R E V I E W B Y D E R E K H I L L
Director Tinto Brass is a man of big passions. His films — excluding Caligula (1980), which doesn’t really fit into his overall body of work — are filled with curvaceous women who are uninhibited and bold enough to freely express their healthy appetites for sex. Brass’ camera lovingly (and intrusively) explores the many facets of a woman’s beauty, be it physical or psychological. Brass also isn’t shy about what he likes most about a woman’s body, either — her ample backside. The bigger the better.
Although Brass would probably chuckle at the idea that his films have a strong feminist slant, Brass’ female leads are strong, independent, and almost heroic in their quests to become emancipated from their roles as housewives, concubines, or mothers. Less cartoonish than his American counterpart Russ Meyer’s heroines, Brass’ ladies actually exude a real humanity with their sensuality.
As mentioned above, Brass’ camera can be intrusive. His lens probes in and around his leads’ genitalia or backside with the finesse of an amateur gynecologist, but sometimes, as in LA CHIAVE(The Key), Brass’ imposition never once comes across as clinical or puerile.
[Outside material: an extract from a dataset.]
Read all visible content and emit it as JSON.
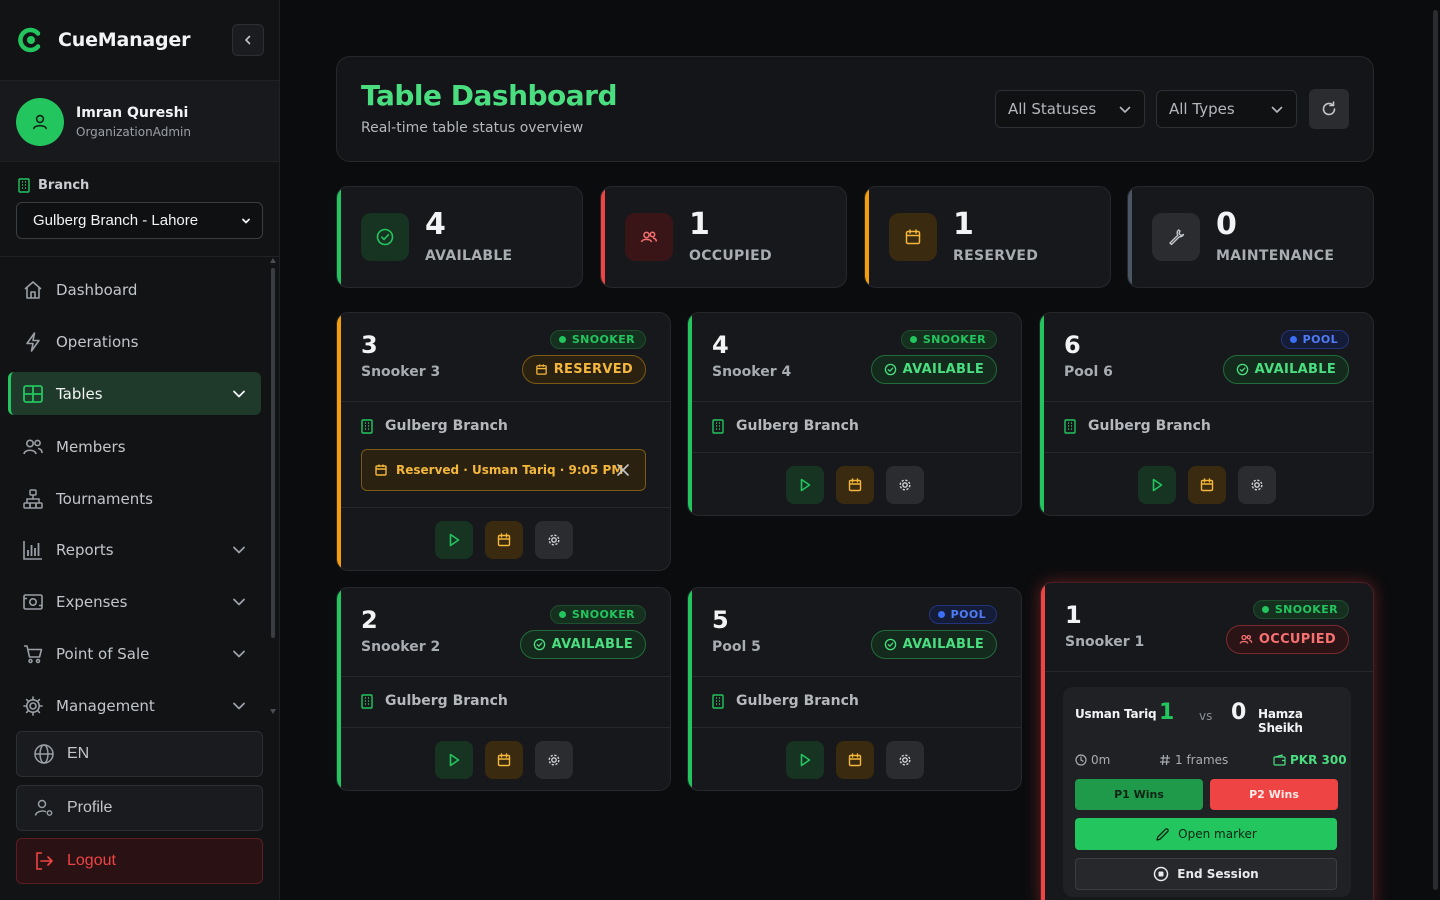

The camera may still be mischievous, but its forthrightness could also be seen as an instrument to explore the mysteries of femininity itself. If Brass (and the viewer as well) stares long enough, perhaps he’ll come a little closer to understanding the currents that truly move women. Or perhaps not.
Unlike many mainstream filmmakers who have dabbled in erotica over the last few decades (e.g. Bertolucci, Cronenberg, Kaufman, and Verhoeven) or recent art-house films that contained explicit sexuality (e.g. Baise Moi, The Idiots, The Piano Teacher, Pola X), Brass’ films are genuinely erotic and void of any kind of existential dread, violence, or moralistic endings wherein characters have to be punished for their allotted two-hours of cinematic carnality. Brass leans more toward Henry Miller than de Sade. Granted, working in Italy in the seventies and eighties allowed for greater creative freedom for Brass. But his films were nevertheless brutally shorn of their “nasty” bits when exported to other countries and frequently banned in Italy also. It seems that many people believe that erotica is only okay if it’s not erotic at all.
Based upon a novel by Japanese writer, Junichiro Tanizaki, and set in Venice during Mussolini’s fascist reign, the film centers on the relationship between an older man, Nino (played by Frank Finlay), and his much younger wife, Teresa (played by the stunning Stefania Sandrelli). Nino can’t help but notice that his wife is sexually attracted to their daughter’s fiancée (played by Brass regular Franco Branciaroli). What shocks Nino isn’t the fact that he’s jealous, but that he likes being jealous. Nino’s jealously quickly becomes the catalyst for an elaborate sex game between he and Teresa, but at what cost?
The Key is a rich film in many ways. From its elegantly low-budget period set-design to its whimsical Ennio Morricone score, it has obviously been put together with care and attention. But its greatness stems from its skillfully realized portrait of the sexual life keeping Nino and Teresa’s marriage alive. Brass’ characters are complicated, occasionally messy, and charged with enough lust to sap even the strongest of relationships, and Brass allows his characters room to explore, make mistakes, and ultimately celebrate the intricacies of their intimacy. A classic of erotic film indeed.